==== Record excerpts ====

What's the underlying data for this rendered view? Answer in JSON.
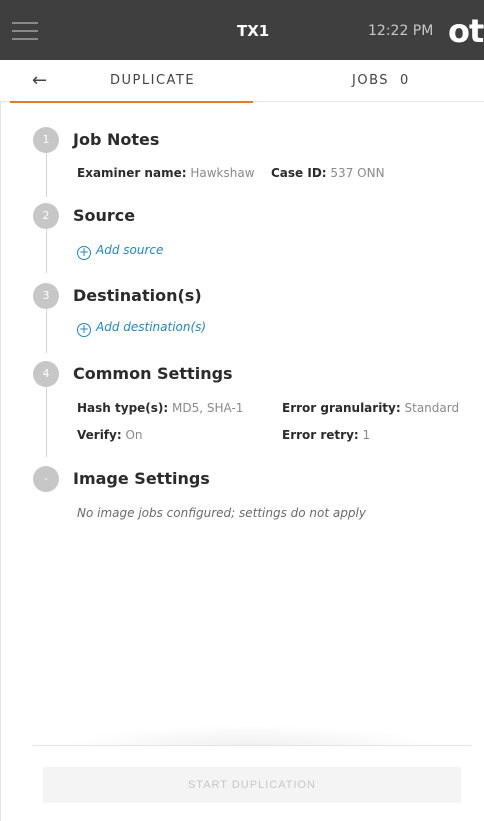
{
  "header": {
    "device_name": "TX1",
    "time": "12:22 PM",
    "logo_text": "ot",
    "menu_icon": "hamburger-icon"
  },
  "tabs": {
    "back_icon": "arrow-left-icon",
    "duplicate_label": "DUPLICATE",
    "jobs_label": "JOBS",
    "jobs_count": "0",
    "active_color": "#f07622"
  },
  "steps": {
    "job_notes": {
      "number": "1",
      "title": "Job Notes",
      "examiner_key": "Examiner name:",
      "examiner_value": "Hawkshaw",
      "case_key": "Case ID:",
      "case_value": "537 ONN"
    },
    "source": {
      "number": "2",
      "title": "Source",
      "add_label": "Add source"
    },
    "destination": {
      "number": "3",
      "title": "Destination(s)",
      "add_label": "Add destination(s)"
    },
    "common": {
      "number": "4",
      "title": "Common Settings",
      "hash_key": "Hash type(s):",
      "hash_value": "MD5, SHA-1",
      "granularity_key": "Error granularity:",
      "granularity_value": "Standard",
      "verify_key": "Verify:",
      "verify_value": "On",
      "retry_key": "Error retry:",
      "retry_value": "1"
    },
    "image": {
      "number": "-",
      "title": "Image Settings",
      "note": "No image jobs configured; settings do not apply"
    }
  },
  "footer": {
    "start_label": "START DUPLICATION"
  },
  "colors": {
    "topbar": "#3f3f3f",
    "link": "#1e88c7",
    "step_circle": "#c7c7c7"
  }
}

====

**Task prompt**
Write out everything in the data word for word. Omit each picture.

**Response area**
What's the underlying data for this rendered view? Answer in JSON.
{
  "header": {
    "device_name": "TX1",
    "time": "12:22 PM",
    "logo_text": "ot",
    "menu_icon": "hamburger-icon"
  },
  "tabs": {
    "back_icon": "arrow-left-icon",
    "duplicate_label": "DUPLICATE",
    "jobs_label": "JOBS",
    "jobs_count": "0",
    "active_color": "#f07622"
  },
  "steps": {
    "job_notes": {
      "number": "1",
      "title": "Job Notes",
      "examiner_key": "Examiner name:",
      "examiner_value": "Hawkshaw",
      "case_key": "Case ID:",
      "case_value": "537 ONN"
    },
    "source": {
      "number": "2",
      "title": "Source",
      "add_label": "Add source"
    },
    "destination": {
      "number": "3",
      "title": "Destination(s)",
      "add_label": "Add destination(s)"
    },
    "common": {
      "number": "4",
      "title": "Common Settings",
      "hash_key": "Hash type(s):",
      "hash_value": "MD5, SHA-1",
      "granularity_key": "Error granularity:",
      "granularity_value": "Standard",
      "verify_key": "Verify:",
      "verify_value": "On",
      "retry_key": "Error retry:",
      "retry_value": "1"
    },
    "image": {
      "number": "-",
      "title": "Image Settings",
      "note": "No image jobs configured; settings do not apply"
    }
  },
  "footer": {
    "start_label": "START DUPLICATION"
  },
  "colors": {
    "topbar": "#3f3f3f",
    "link": "#1e88c7",
    "step_circle": "#c7c7c7"
  }
}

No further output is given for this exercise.